- SUPPLIED MATERIAL
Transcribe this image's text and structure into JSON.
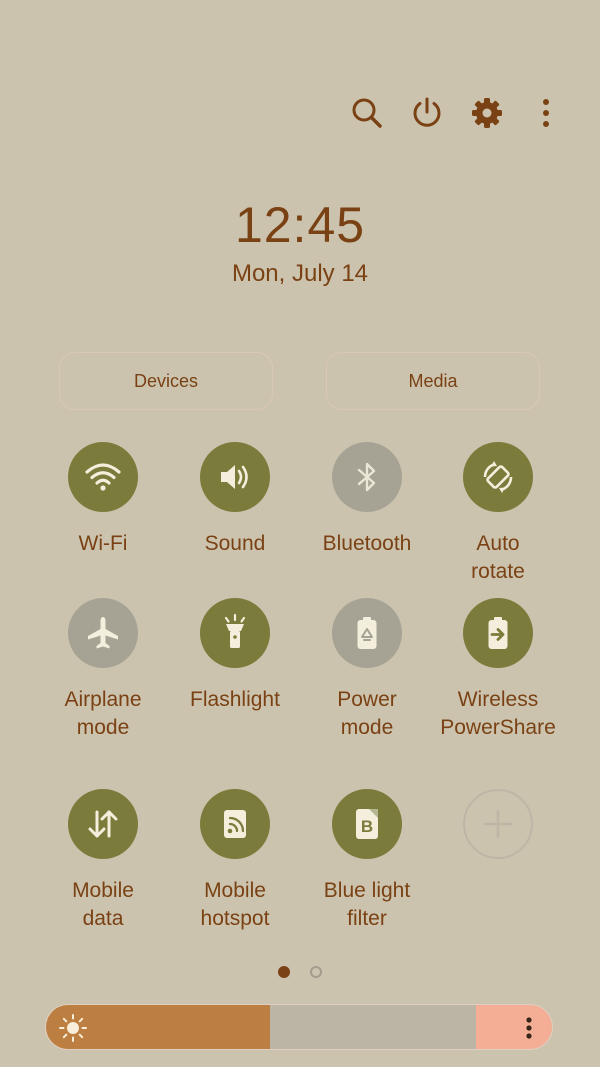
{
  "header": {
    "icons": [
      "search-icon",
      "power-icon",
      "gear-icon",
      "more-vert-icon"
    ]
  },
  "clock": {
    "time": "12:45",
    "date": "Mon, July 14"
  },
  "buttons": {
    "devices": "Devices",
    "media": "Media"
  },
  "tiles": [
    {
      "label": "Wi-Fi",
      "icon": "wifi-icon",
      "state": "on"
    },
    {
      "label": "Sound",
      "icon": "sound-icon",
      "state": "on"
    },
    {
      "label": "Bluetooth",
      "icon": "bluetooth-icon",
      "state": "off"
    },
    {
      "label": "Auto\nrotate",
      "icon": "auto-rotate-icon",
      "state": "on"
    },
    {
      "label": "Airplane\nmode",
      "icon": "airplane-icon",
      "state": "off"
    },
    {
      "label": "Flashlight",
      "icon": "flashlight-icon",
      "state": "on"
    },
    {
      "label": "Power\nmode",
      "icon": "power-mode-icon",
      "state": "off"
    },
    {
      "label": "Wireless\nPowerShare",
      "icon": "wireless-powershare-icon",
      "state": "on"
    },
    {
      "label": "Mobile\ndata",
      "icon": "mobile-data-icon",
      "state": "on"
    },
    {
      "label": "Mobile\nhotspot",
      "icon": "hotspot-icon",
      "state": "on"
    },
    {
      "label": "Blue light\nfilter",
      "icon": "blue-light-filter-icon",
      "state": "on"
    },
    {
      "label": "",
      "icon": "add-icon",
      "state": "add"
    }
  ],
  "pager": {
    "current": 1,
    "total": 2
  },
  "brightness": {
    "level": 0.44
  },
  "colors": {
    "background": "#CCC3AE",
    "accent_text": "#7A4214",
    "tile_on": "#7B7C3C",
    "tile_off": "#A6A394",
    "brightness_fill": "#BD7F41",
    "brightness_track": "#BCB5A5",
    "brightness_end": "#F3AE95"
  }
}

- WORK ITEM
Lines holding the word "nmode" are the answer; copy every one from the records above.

- COMPLETED EXERCISE
      "label": "Airplane\nmode",
      "label": "Power\nmode",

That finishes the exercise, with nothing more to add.